■ **Task details**: Copy the records below exactly. Include all of them.

■ **Raw data**:
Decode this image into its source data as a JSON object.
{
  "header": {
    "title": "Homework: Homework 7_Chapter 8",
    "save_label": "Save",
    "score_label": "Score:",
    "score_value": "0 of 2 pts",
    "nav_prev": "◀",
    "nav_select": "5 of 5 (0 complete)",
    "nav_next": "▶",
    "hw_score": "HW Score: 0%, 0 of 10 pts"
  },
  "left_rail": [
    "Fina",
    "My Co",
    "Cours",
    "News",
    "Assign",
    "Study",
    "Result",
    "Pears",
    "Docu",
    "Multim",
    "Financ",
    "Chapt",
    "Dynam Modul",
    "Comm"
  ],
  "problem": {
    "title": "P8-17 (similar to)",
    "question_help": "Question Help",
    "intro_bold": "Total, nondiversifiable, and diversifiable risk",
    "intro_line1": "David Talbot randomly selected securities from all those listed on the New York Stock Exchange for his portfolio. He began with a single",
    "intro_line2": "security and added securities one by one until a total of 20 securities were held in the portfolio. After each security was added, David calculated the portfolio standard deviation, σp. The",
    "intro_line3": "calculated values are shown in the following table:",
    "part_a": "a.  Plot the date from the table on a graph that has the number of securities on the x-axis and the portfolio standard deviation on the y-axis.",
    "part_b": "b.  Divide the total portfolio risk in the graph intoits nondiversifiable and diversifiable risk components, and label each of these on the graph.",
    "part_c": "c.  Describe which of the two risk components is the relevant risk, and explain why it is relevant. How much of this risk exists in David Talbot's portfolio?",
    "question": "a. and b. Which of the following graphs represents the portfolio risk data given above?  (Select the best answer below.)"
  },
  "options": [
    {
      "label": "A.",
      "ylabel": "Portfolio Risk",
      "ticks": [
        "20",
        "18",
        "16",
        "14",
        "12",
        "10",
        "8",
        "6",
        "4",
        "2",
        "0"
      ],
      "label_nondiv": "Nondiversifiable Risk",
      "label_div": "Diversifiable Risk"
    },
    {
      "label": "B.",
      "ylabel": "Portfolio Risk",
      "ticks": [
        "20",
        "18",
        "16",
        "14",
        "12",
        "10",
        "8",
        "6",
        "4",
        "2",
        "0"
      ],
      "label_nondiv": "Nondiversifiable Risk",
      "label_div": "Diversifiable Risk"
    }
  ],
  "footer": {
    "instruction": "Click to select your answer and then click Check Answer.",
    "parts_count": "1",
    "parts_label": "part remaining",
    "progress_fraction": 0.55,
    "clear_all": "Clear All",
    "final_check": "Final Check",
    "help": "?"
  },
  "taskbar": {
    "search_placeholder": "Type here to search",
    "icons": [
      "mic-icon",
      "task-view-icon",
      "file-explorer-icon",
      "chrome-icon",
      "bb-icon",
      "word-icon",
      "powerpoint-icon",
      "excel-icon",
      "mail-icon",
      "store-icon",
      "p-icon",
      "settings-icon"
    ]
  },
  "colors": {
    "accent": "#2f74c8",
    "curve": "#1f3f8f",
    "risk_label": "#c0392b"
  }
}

■ **Result for this exercise**:
Decode this image into its source data as a JSON object.
{
  "header": {
    "title": "Homework: Homework 7_Chapter 8",
    "save_label": "Save",
    "score_label": "Score:",
    "score_value": "0 of 2 pts",
    "nav_prev": "◀",
    "nav_select": "5 of 5 (0 complete)",
    "nav_next": "▶",
    "hw_score": "HW Score: 0%, 0 of 10 pts"
  },
  "left_rail": [
    "Fina",
    "My Co",
    "Cours",
    "News",
    "Assign",
    "Study",
    "Result",
    "Pears",
    "Docu",
    "Multim",
    "Financ",
    "Chapt",
    "Dynam Modul",
    "Comm"
  ],
  "problem": {
    "title": "P8-17 (similar to)",
    "question_help": "Question Help",
    "intro_bold": "Total, nondiversifiable, and diversifiable risk",
    "intro_line1": "David Talbot randomly selected securities from all those listed on the New York Stock Exchange for his portfolio. He began with a single",
    "intro_line2": "security and added securities one by one until a total of 20 securities were held in the portfolio. After each security was added, David calculated the portfolio standard deviation, σp. The",
    "intro_line3": "calculated values are shown in the following table:",
    "part_a": "a.  Plot the date from the table on a graph that has the number of securities on the x-axis and the portfolio standard deviation on the y-axis.",
    "part_b": "b.  Divide the total portfolio risk in the graph intoits nondiversifiable and diversifiable risk components, and label each of these on the graph.",
    "part_c": "c.  Describe which of the two risk components is the relevant risk, and explain why it is relevant. How much of this risk exists in David Talbot's portfolio?",
    "question": "a. and b. Which of the following graphs represents the portfolio risk data given above?  (Select the best answer below.)"
  },
  "options": [
    {
      "label": "A.",
      "ylabel": "Portfolio Risk",
      "ticks": [
        "20",
        "18",
        "16",
        "14",
        "12",
        "10",
        "8",
        "6",
        "4",
        "2",
        "0"
      ],
      "label_nondiv": "Nondiversifiable Risk",
      "label_div": "Diversifiable Risk"
    },
    {
      "label": "B.",
      "ylabel": "Portfolio Risk",
      "ticks": [
        "20",
        "18",
        "16",
        "14",
        "12",
        "10",
        "8",
        "6",
        "4",
        "2",
        "0"
      ],
      "label_nondiv": "Nondiversifiable Risk",
      "label_div": "Diversifiable Risk"
    }
  ],
  "footer": {
    "instruction": "Click to select your answer and then click Check Answer.",
    "parts_count": "1",
    "parts_label": "part remaining",
    "progress_fraction": 0.55,
    "clear_all": "Clear All",
    "final_check": "Final Check",
    "help": "?"
  },
  "taskbar": {
    "search_placeholder": "Type here to search",
    "icons": [
      "mic-icon",
      "task-view-icon",
      "file-explorer-icon",
      "chrome-icon",
      "bb-icon",
      "word-icon",
      "powerpoint-icon",
      "excel-icon",
      "mail-icon",
      "store-icon",
      "p-icon",
      "settings-icon"
    ]
  },
  "colors": {
    "accent": "#2f74c8",
    "curve": "#1f3f8f",
    "risk_label": "#c0392b"
  }
}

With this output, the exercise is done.